#### RECORDS SHOWN:

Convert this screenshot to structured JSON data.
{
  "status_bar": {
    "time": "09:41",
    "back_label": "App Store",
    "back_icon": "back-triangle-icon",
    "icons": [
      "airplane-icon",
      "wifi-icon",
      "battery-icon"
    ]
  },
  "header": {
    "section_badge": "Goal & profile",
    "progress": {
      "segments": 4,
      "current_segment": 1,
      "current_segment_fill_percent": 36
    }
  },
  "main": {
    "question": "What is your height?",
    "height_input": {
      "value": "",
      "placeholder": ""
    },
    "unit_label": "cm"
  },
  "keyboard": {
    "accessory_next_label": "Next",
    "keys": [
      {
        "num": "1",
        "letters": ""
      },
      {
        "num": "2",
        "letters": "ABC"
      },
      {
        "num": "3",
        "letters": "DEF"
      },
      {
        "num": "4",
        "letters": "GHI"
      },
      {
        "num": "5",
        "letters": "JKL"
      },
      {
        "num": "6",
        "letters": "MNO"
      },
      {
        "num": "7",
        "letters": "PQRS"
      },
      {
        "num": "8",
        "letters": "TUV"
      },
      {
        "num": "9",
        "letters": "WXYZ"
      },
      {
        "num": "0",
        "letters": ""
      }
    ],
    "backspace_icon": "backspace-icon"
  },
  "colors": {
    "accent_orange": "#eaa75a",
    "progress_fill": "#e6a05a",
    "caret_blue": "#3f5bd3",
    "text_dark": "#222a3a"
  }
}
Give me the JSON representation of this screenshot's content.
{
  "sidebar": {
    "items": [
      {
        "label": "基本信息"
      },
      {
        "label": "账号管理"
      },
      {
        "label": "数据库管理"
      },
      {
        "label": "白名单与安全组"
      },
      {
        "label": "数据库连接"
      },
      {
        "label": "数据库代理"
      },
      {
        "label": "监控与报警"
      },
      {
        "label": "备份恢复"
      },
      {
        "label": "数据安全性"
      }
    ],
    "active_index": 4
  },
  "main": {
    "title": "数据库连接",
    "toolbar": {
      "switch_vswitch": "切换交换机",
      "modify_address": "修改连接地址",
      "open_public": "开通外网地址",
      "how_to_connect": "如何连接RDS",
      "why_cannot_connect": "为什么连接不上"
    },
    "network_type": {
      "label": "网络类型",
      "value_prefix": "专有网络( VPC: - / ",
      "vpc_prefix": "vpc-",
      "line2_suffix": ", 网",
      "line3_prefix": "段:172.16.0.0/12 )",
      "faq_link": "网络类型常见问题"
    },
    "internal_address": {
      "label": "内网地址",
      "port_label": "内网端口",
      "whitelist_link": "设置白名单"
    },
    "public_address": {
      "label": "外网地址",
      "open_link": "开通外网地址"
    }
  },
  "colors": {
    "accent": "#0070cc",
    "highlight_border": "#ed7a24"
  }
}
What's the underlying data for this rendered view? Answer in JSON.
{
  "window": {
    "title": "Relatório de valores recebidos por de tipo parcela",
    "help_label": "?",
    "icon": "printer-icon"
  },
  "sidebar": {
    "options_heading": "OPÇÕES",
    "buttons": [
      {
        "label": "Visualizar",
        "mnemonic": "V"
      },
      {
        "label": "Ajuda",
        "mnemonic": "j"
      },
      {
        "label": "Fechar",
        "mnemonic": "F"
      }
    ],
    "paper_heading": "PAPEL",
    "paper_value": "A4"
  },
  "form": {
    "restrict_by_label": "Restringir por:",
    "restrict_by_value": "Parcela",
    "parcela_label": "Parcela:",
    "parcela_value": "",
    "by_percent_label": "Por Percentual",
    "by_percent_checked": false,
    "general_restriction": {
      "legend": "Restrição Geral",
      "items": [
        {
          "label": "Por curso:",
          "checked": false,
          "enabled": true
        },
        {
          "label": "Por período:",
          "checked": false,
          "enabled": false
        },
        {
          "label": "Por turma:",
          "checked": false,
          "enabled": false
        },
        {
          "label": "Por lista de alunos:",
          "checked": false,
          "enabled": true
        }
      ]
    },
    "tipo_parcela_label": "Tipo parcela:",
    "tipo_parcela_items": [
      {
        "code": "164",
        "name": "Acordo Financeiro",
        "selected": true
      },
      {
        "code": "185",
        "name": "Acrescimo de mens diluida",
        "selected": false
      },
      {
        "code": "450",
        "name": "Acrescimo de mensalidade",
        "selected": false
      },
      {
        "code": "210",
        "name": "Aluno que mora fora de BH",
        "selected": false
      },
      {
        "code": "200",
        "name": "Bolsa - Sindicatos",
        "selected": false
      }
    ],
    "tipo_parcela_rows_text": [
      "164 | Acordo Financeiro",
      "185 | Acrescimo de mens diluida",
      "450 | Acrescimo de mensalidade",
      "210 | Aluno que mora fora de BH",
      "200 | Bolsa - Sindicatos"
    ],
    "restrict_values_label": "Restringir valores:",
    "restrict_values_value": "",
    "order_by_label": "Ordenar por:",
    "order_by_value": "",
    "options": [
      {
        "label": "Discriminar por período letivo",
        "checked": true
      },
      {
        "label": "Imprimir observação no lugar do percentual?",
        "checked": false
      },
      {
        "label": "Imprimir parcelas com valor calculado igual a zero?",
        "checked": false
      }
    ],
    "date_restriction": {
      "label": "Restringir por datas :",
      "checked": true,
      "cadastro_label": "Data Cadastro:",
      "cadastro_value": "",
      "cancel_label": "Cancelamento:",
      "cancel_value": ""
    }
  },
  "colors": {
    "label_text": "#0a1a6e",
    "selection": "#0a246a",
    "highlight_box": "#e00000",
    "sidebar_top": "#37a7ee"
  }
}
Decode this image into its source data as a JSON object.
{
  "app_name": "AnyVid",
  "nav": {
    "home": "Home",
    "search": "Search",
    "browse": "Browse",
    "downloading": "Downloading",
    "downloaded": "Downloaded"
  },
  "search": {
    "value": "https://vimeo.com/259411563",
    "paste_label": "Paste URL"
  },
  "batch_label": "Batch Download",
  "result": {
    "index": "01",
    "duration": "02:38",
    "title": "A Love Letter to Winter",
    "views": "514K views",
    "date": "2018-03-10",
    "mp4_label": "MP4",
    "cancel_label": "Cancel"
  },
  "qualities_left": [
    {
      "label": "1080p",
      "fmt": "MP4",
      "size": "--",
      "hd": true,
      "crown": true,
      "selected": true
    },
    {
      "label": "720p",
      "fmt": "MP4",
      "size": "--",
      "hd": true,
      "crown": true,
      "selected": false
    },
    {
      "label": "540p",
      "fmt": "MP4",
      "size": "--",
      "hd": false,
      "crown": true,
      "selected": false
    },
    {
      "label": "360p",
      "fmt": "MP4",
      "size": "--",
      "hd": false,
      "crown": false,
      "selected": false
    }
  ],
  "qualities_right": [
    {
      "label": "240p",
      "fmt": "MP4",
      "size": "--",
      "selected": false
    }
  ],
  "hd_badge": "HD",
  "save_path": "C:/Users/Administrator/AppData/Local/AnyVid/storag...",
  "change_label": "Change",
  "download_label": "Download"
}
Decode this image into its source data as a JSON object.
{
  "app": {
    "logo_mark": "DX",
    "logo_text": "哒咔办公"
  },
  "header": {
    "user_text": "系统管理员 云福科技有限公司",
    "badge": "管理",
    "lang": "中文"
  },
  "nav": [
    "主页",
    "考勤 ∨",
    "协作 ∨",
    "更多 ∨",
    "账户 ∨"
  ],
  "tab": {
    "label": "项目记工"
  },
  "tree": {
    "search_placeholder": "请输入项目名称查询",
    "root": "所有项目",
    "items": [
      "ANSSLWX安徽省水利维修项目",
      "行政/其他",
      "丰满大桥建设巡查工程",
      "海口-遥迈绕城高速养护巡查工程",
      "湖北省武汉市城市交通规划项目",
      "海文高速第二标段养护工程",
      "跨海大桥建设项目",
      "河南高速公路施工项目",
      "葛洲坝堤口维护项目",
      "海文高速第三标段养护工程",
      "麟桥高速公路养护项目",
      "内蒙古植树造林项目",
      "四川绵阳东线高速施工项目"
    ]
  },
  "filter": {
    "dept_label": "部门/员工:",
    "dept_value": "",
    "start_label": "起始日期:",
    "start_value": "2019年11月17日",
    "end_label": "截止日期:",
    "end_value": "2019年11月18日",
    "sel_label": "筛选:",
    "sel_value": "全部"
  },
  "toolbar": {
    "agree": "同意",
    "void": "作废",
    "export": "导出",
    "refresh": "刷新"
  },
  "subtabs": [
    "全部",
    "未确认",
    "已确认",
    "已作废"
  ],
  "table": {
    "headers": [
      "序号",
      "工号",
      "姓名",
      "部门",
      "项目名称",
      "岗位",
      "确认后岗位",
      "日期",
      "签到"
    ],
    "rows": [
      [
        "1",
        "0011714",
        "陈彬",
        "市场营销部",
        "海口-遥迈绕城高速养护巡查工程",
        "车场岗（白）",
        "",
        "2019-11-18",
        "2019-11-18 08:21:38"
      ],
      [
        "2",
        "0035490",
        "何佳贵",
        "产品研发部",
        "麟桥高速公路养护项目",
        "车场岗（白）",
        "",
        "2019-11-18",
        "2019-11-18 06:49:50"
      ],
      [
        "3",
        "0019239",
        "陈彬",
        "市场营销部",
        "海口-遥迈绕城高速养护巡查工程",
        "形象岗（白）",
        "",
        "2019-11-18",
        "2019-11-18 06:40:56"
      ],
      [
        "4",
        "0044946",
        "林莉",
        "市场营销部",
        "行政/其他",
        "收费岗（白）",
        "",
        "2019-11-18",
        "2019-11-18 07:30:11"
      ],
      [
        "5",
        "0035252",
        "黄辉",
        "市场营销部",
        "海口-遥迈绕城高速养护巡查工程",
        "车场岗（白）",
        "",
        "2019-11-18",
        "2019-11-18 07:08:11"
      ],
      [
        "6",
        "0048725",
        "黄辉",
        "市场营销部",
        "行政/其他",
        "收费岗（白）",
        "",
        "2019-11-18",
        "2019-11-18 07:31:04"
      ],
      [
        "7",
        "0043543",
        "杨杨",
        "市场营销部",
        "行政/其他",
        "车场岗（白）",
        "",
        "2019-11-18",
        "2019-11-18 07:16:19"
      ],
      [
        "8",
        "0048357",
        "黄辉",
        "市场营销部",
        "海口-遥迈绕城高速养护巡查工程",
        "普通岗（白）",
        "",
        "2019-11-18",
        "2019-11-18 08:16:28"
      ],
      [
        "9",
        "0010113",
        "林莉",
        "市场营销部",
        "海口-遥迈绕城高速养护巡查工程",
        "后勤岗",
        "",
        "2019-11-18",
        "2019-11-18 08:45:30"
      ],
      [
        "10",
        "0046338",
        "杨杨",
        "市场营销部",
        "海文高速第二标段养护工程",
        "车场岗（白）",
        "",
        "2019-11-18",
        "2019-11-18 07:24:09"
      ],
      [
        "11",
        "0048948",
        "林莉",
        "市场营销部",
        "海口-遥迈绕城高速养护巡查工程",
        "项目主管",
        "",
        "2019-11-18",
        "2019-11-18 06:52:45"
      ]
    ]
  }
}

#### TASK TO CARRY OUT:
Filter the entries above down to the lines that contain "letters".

#### ANSWER TO THIS PROBLEM:
        "letters": ""
        "letters": "ABC"
        "letters": "DEF"
        "letters": "GHI"
        "letters": "JKL"
        "letters": "MNO"
        "letters": "PQRS"
        "letters": "TUV"
        "letters": "WXYZ"
        "letters": ""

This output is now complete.